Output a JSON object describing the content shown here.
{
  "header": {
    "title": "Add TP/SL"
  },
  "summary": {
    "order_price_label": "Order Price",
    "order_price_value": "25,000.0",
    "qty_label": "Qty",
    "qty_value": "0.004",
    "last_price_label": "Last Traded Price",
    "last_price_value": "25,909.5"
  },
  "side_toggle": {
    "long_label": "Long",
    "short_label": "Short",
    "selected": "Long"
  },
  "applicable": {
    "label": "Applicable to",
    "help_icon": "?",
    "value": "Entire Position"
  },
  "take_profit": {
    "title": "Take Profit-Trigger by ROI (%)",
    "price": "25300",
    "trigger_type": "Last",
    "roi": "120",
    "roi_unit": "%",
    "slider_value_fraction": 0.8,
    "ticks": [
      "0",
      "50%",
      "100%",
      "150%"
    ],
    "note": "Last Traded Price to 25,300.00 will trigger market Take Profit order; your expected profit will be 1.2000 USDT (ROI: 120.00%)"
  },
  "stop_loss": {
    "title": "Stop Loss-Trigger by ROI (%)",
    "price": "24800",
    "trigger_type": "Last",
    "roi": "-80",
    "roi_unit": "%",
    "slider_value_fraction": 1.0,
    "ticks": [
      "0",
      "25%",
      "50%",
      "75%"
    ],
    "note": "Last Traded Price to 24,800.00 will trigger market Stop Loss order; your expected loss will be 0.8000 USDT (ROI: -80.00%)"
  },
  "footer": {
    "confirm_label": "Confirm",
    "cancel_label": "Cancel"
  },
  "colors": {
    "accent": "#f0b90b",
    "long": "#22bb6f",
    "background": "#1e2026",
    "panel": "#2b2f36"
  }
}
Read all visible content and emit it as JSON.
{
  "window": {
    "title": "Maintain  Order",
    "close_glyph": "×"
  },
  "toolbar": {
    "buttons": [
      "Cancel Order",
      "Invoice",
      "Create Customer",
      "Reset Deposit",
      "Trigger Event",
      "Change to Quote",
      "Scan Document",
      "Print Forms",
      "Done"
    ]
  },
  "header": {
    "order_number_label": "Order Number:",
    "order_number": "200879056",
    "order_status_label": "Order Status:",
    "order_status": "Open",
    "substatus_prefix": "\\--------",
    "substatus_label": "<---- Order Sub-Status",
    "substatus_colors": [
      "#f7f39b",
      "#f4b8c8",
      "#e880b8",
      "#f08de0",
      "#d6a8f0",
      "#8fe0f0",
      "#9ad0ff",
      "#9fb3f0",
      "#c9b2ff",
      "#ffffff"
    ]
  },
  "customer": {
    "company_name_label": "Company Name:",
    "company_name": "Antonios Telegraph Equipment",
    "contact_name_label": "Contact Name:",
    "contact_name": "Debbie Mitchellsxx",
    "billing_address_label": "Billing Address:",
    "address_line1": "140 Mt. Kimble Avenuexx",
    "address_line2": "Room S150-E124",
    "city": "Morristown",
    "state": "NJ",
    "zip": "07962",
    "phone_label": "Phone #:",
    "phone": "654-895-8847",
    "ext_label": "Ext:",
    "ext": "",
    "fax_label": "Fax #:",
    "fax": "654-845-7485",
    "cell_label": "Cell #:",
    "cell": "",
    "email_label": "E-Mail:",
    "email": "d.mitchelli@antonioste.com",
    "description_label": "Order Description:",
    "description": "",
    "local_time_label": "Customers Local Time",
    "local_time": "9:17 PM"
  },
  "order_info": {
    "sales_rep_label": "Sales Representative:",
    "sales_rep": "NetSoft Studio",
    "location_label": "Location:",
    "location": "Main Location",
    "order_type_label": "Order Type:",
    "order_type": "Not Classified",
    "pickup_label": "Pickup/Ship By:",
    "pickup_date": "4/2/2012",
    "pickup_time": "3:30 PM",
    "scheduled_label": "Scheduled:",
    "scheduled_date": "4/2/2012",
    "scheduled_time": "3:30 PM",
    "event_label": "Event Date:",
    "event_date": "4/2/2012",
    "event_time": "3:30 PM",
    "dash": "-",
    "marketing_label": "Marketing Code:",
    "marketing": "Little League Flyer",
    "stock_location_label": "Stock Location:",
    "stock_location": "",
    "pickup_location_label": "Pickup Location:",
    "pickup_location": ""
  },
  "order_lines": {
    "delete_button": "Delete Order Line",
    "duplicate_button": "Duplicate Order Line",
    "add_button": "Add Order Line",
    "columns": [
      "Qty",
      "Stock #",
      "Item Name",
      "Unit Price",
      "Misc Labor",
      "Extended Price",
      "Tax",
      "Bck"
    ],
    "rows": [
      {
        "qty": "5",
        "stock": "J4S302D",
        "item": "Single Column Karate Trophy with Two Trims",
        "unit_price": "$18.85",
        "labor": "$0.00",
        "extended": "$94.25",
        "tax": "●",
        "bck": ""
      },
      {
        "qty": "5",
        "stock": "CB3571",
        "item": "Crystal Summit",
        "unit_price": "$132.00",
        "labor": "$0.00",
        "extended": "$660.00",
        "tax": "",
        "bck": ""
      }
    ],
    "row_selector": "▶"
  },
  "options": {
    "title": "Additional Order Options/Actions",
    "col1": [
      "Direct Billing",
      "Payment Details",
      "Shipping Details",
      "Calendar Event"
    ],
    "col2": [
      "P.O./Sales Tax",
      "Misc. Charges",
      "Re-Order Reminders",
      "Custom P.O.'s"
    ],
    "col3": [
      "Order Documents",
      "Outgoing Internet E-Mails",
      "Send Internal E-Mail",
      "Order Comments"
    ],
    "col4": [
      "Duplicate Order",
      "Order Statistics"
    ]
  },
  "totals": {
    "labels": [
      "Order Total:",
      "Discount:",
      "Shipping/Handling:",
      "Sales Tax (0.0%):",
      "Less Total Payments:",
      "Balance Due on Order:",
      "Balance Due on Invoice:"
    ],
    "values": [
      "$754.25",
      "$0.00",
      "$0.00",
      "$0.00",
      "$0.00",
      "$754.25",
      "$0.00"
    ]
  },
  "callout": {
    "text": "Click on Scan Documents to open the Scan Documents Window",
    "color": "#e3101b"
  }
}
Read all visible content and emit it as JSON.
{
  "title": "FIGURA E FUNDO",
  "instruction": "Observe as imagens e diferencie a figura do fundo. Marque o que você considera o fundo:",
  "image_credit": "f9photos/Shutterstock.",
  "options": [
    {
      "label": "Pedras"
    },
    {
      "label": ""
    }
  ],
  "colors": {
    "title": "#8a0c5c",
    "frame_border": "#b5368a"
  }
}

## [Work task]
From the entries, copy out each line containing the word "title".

## [Output for this exercise]
    "title": "Add TP/SL"
    "title": "Take Profit-Trigger by ROI (%)",
    "title": "Stop Loss-Trigger by ROI (%)",
    "title": "Maintain  Order",
    "title": "Additional Order Options/Actions",
  "title": "FIGURA E FUNDO",
    "title": "#8a0c5c",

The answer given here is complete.